EXERCISE REQUIREMENTS =>
Scan the entries for "size". Every line that holds it is to be copied.

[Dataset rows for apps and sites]
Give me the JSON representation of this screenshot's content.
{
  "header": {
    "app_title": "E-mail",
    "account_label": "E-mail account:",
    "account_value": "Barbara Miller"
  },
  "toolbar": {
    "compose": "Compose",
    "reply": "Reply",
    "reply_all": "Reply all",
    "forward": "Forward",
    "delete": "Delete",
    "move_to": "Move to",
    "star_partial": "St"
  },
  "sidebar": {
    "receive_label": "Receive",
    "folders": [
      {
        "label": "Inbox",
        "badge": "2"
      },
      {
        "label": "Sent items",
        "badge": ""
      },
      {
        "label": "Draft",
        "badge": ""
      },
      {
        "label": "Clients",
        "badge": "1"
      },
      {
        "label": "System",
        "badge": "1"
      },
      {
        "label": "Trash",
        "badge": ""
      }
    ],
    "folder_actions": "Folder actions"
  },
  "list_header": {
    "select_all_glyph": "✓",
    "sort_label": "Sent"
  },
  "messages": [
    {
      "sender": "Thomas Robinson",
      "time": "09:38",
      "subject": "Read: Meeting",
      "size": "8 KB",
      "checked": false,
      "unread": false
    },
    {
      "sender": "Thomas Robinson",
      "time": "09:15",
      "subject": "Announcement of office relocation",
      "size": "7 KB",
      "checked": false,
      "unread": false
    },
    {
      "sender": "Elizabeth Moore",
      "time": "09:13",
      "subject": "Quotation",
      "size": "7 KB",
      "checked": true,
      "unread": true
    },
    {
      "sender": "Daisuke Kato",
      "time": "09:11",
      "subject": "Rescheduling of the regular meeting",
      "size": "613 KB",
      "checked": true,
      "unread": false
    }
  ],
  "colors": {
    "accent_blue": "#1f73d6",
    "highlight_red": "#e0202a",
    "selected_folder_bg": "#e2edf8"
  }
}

EXPECTED ANSWER =>
      "size": "8 KB",
      "size": "7 KB",
      "size": "7 KB",
      "size": "613 KB",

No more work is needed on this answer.